===== Extracted entries =====

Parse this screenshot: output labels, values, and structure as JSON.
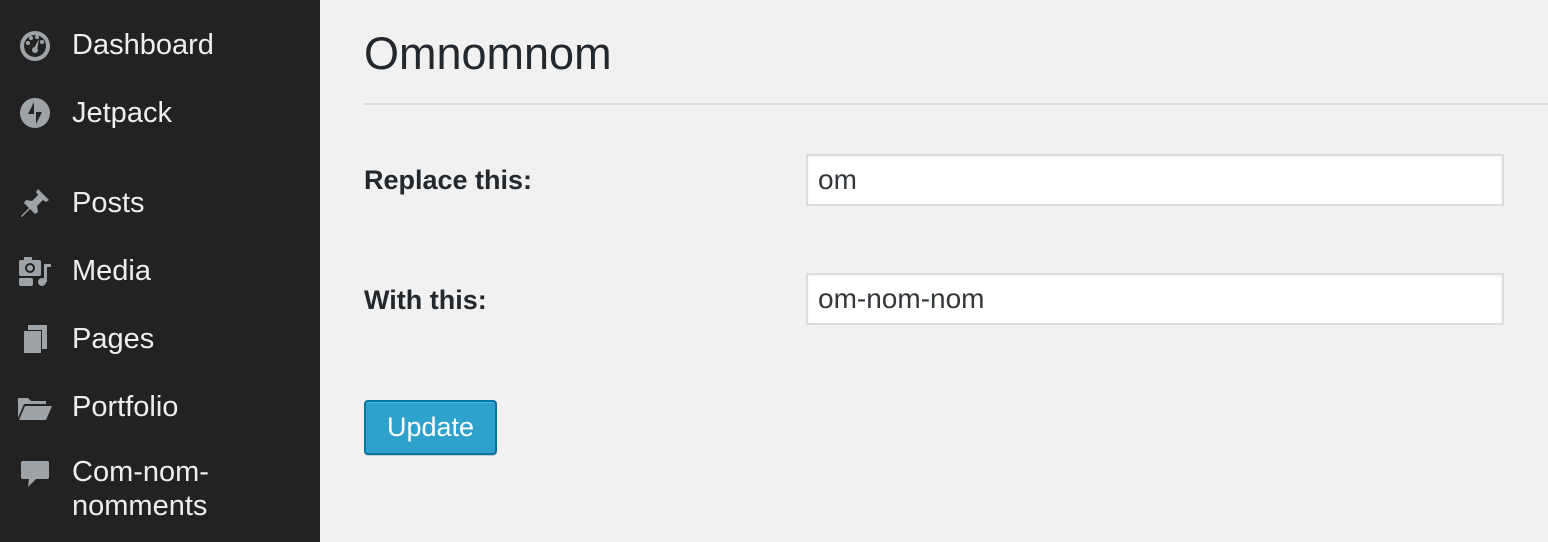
{
  "sidebar": {
    "items": [
      {
        "label": "Dashboard",
        "icon": "dashboard-icon"
      },
      {
        "label": "Jetpack",
        "icon": "jetpack-icon"
      },
      {
        "label": "Posts",
        "icon": "pin-icon"
      },
      {
        "label": "Media",
        "icon": "media-icon"
      },
      {
        "label": "Pages",
        "icon": "pages-icon"
      },
      {
        "label": "Portfolio",
        "icon": "folder-icon"
      },
      {
        "label": "Com-nom-nomments",
        "icon": "comment-icon"
      }
    ]
  },
  "main": {
    "title": "Omnomnom",
    "fields": [
      {
        "label": "Replace this:",
        "value": "om"
      },
      {
        "label": "With this:",
        "value": "om-nom-nom"
      }
    ],
    "update_label": "Update"
  },
  "colors": {
    "sidebar_bg": "#222222",
    "page_bg": "#f1f1f1",
    "button_bg": "#2ea2cc",
    "button_border": "#0074a2"
  }
}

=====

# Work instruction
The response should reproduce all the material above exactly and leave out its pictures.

# Solution for this problem
Parse this screenshot: output labels, values, and structure as JSON.
{
  "sidebar": {
    "items": [
      {
        "label": "Dashboard",
        "icon": "dashboard-icon"
      },
      {
        "label": "Jetpack",
        "icon": "jetpack-icon"
      },
      {
        "label": "Posts",
        "icon": "pin-icon"
      },
      {
        "label": "Media",
        "icon": "media-icon"
      },
      {
        "label": "Pages",
        "icon": "pages-icon"
      },
      {
        "label": "Portfolio",
        "icon": "folder-icon"
      },
      {
        "label": "Com-nom-nomments",
        "icon": "comment-icon"
      }
    ]
  },
  "main": {
    "title": "Omnomnom",
    "fields": [
      {
        "label": "Replace this:",
        "value": "om"
      },
      {
        "label": "With this:",
        "value": "om-nom-nom"
      }
    ],
    "update_label": "Update"
  },
  "colors": {
    "sidebar_bg": "#222222",
    "page_bg": "#f1f1f1",
    "button_bg": "#2ea2cc",
    "button_border": "#0074a2"
  }
}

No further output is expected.